Oppen, George. Collected Poems. New York, NY: New Directions Publishing Corporation,
Oppen’s collection begins with 1932’s Discrete Series and concludes with Myth of the Blaze, which contains poems written as late as 1975. To a large extent, the work within this book can be divided into three distinct phases: the Discrete Poems from the early 30s, mid-career poems (beginning with The Materials and ending with Of Being Numerous), and culminating in the poet’s later output from the 70s. Each phase exhibits particular aesthetic and content-based traits. The poet’s early work consists of lyric fragments that employ short lines, hard enjambments, irregular line breaks, and intentionally banal content. This last feature, no doubt, exemplifies “The knowledge not of sorrow…/ …but of boredom” (3). After a thirty years hiatus from writing poetry to pursue his interests with the Communist Party, Oppen’s mid-career verse explores much longer lines, focuses on content that is ideological in nature (i.e. “If the city has roots, they are in filth./ It is a slum…/ ...some black brick/ Tenement, a woman’s body” (55)), and investigates meta-poetic commentary that casts poetry and language within a skeptical framework: “Even the verse begins to eat away/ In the acid” (68) and “Possible/ To use/ Words provided one treat them/ As enemies” (97). The poems Oppen wrote toward the end of his career demonstrate the most radical alteration in his aesthetic and poetic output. Punctuation almost completely disappears, white space separates phrases and words from one another within individual lines, and the associative leaps between images and units of thought are much greater, sometimes leaving the reader unable to determine connections between them. While the poems may “speak the estranged// unfamiliar sphere” (248), these “tornado…words// piled on each other lean// on each other dance// with the dancing” (238) in an effort to simulate movement and affective correspondences.
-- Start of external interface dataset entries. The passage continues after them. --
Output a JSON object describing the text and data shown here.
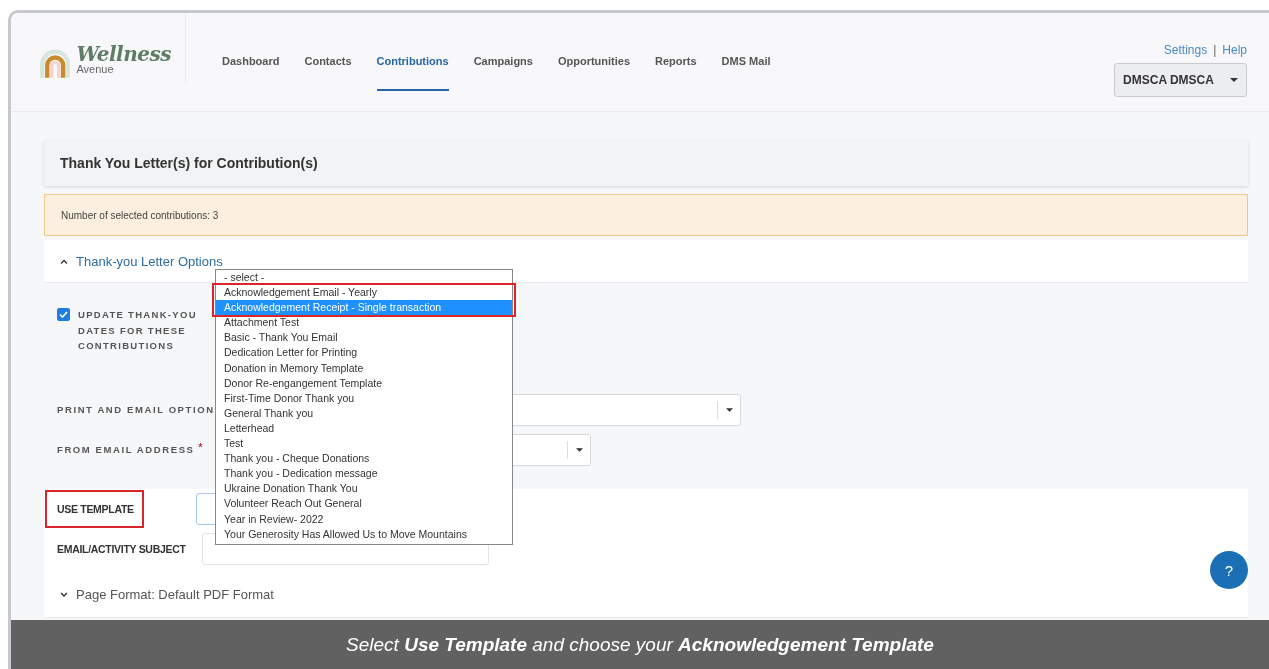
{
  "header": {
    "logo": {
      "name": "Wellness",
      "tagline": "Avenue"
    },
    "nav": [
      {
        "label": "Dashboard",
        "selected": false
      },
      {
        "label": "Contacts",
        "selected": false
      },
      {
        "label": "Contributions",
        "selected": true
      },
      {
        "label": "Campaigns",
        "selected": false
      },
      {
        "label": "Opportunities",
        "selected": false
      },
      {
        "label": "Reports",
        "selected": false
      },
      {
        "label": "DMS Mail",
        "selected": false
      }
    ],
    "top_links": [
      "Settings",
      "Help"
    ],
    "separator": "|",
    "user_menu": "DMSCA DMSCA"
  },
  "page_title": "Thank You Letter(s) for Contribution(s)",
  "alert": "Number of selected contributions: 3",
  "letter_options": {
    "title": "Thank-you Letter Options",
    "expanded": true,
    "update_dates": {
      "label": "UPDATE THANK-YOU DATES FOR THESE CONTRIBUTIONS",
      "checked": true
    },
    "fields": [
      {
        "label": "PRINT AND EMAIL OPTION",
        "kind": "select"
      },
      {
        "label": "FROM EMAIL ADDRESS",
        "required_mark": "*",
        "kind": "select"
      }
    ],
    "template_fields": [
      {
        "label": "USE TEMPLATE",
        "kind": "select",
        "callout": true
      },
      {
        "label": "EMAIL/ACTIVITY SUBJECT",
        "kind": "text",
        "callout": false
      }
    ],
    "template_dropdown": [
      {
        "label": "- select -",
        "selected": false,
        "callout": false
      },
      {
        "label": "Acknowledgement Email - Yearly",
        "selected": false,
        "callout": true
      },
      {
        "label": "Acknowledgement Receipt - Single transaction",
        "selected": true,
        "callout": true
      },
      {
        "label": "Attachment Test",
        "selected": false,
        "callout": false
      },
      {
        "label": "Basic - Thank You Email",
        "selected": false,
        "callout": false
      },
      {
        "label": "Dedication Letter for Printing",
        "selected": false,
        "callout": false
      },
      {
        "label": "Donation in Memory Template",
        "selected": false,
        "callout": false
      },
      {
        "label": "Donor Re-engangement Template",
        "selected": false,
        "callout": false
      },
      {
        "label": "First-Time Donor Thank you",
        "selected": false,
        "callout": false
      },
      {
        "label": "General Thank you",
        "selected": false,
        "callout": false
      },
      {
        "label": "Letterhead",
        "selected": false,
        "callout": false
      },
      {
        "label": "Test",
        "selected": false,
        "callout": false
      },
      {
        "label": "Thank you - Cheque Donations",
        "selected": false,
        "callout": false
      },
      {
        "label": "Thank you - Dedication message",
        "selected": false,
        "callout": false
      },
      {
        "label": "Ukraine Donation Thank You",
        "selected": false,
        "callout": false
      },
      {
        "label": "Volunteer Reach Out General",
        "selected": false,
        "callout": false
      },
      {
        "label": "Year in Review- 2022",
        "selected": false,
        "callout": false
      },
      {
        "label": "Your Generosity Has Allowed Us to Move Mountains",
        "selected": false,
        "callout": false
      }
    ]
  },
  "page_format": {
    "title": "Page Format: Default PDF Format",
    "expanded": false
  },
  "help_button": "?",
  "caption": "Select **Use Template** and choose your **Acknowledgement Template**"
}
Yet, there are several traits that cross-cut Oppen’s career, one being the serialization (i.e. sequence) of poems, and another being “A limited, limiting clarity,” of which the poet claims: “I have not and never did have any motive of poetry// But to achieve clarity” (185); and, in order to do so, Oppen more often than not practiced “saying simple things” almost to the point where it appears as though “nothing was being said” (190).